--- Material for the task Enclosed Below ---

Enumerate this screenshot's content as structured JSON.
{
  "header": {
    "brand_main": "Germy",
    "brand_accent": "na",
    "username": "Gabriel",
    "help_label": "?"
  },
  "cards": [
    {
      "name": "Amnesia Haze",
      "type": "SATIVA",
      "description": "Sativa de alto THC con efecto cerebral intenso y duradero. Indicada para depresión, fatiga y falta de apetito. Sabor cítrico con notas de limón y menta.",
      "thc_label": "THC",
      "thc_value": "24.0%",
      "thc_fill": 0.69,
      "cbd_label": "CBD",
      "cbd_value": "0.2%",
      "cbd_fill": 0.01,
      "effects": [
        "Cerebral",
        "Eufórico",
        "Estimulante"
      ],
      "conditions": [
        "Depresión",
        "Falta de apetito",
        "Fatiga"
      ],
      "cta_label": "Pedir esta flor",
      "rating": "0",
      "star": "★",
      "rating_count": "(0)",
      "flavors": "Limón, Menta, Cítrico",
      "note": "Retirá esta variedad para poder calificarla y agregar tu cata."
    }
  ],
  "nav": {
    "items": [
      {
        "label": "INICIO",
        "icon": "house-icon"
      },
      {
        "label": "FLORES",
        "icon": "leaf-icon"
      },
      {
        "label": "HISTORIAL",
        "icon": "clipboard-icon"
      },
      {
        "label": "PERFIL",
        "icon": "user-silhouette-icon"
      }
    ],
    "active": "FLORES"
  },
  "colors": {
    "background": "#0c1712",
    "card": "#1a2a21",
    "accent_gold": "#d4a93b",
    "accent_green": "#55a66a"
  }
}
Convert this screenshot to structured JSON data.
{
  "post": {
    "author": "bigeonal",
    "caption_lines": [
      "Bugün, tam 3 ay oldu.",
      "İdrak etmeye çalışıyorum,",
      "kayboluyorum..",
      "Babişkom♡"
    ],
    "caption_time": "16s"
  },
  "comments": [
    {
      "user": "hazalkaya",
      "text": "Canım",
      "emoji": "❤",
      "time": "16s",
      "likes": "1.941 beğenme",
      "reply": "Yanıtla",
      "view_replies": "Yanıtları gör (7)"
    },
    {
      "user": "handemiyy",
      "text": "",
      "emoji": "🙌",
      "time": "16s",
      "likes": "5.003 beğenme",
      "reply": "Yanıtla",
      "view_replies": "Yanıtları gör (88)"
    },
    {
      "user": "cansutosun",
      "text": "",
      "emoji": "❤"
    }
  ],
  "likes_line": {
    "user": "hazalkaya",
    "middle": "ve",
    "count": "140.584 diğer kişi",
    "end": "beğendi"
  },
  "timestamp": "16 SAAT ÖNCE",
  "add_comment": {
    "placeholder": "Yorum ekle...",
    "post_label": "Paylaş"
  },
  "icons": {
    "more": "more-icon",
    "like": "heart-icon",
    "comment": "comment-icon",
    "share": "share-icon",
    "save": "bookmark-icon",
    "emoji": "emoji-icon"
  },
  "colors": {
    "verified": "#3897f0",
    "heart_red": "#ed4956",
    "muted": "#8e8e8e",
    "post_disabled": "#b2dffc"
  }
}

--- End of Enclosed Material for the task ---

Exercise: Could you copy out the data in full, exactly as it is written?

Solution:
Enumerate this screenshot's content as structured JSON.
{
  "header": {
    "brand_main": "Germy",
    "brand_accent": "na",
    "username": "Gabriel",
    "help_label": "?"
  },
  "cards": [
    {
      "name": "Amnesia Haze",
      "type": "SATIVA",
      "description": "Sativa de alto THC con efecto cerebral intenso y duradero. Indicada para depresión, fatiga y falta de apetito. Sabor cítrico con notas de limón y menta.",
      "thc_label": "THC",
      "thc_value": "24.0%",
      "thc_fill": 0.69,
      "cbd_label": "CBD",
      "cbd_value": "0.2%",
      "cbd_fill": 0.01,
      "effects": [
        "Cerebral",
        "Eufórico",
        "Estimulante"
      ],
      "conditions": [
        "Depresión",
        "Falta de apetito",
        "Fatiga"
      ],
      "cta_label": "Pedir esta flor",
      "rating": "0",
      "star": "★",
      "rating_count": "(0)",
      "flavors": "Limón, Menta, Cítrico",
      "note": "Retirá esta variedad para poder calificarla y agregar tu cata."
    }
  ],
  "nav": {
    "items": [
      {
        "label": "INICIO",
        "icon": "house-icon"
      },
      {
        "label": "FLORES",
        "icon": "leaf-icon"
      },
      {
        "label": "HISTORIAL",
        "icon": "clipboard-icon"
      },
      {
        "label": "PERFIL",
        "icon": "user-silhouette-icon"
      }
    ],
    "active": "FLORES"
  },
  "colors": {
    "background": "#0c1712",
    "card": "#1a2a21",
    "accent_gold": "#d4a93b",
    "accent_green": "#55a66a"
  }
}
Convert this screenshot to structured JSON data.
{
  "post": {
    "author": "bigeonal",
    "caption_lines": [
      "Bugün, tam 3 ay oldu.",
      "İdrak etmeye çalışıyorum,",
      "kayboluyorum..",
      "Babişkom♡"
    ],
    "caption_time": "16s"
  },
  "comments": [
    {
      "user": "hazalkaya",
      "text": "Canım",
      "emoji": "❤",
      "time": "16s",
      "likes": "1.941 beğenme",
      "reply": "Yanıtla",
      "view_replies": "Yanıtları gör (7)"
    },
    {
      "user": "handemiyy",
      "text": "",
      "emoji": "🙌",
      "time": "16s",
      "likes": "5.003 beğenme",
      "reply": "Yanıtla",
      "view_replies": "Yanıtları gör (88)"
    },
    {
      "user": "cansutosun",
      "text": "",
      "emoji": "❤"
    }
  ],
  "likes_line": {
    "user": "hazalkaya",
    "middle": "ve",
    "count": "140.584 diğer kişi",
    "end": "beğendi"
  },
  "timestamp": "16 SAAT ÖNCE",
  "add_comment": {
    "placeholder": "Yorum ekle...",
    "post_label": "Paylaş"
  },
  "icons": {
    "more": "more-icon",
    "like": "heart-icon",
    "comment": "comment-icon",
    "share": "share-icon",
    "save": "bookmark-icon",
    "emoji": "emoji-icon"
  },
  "colors": {
    "verified": "#3897f0",
    "heart_red": "#ed4956",
    "muted": "#8e8e8e",
    "post_disabled": "#b2dffc"
  }
}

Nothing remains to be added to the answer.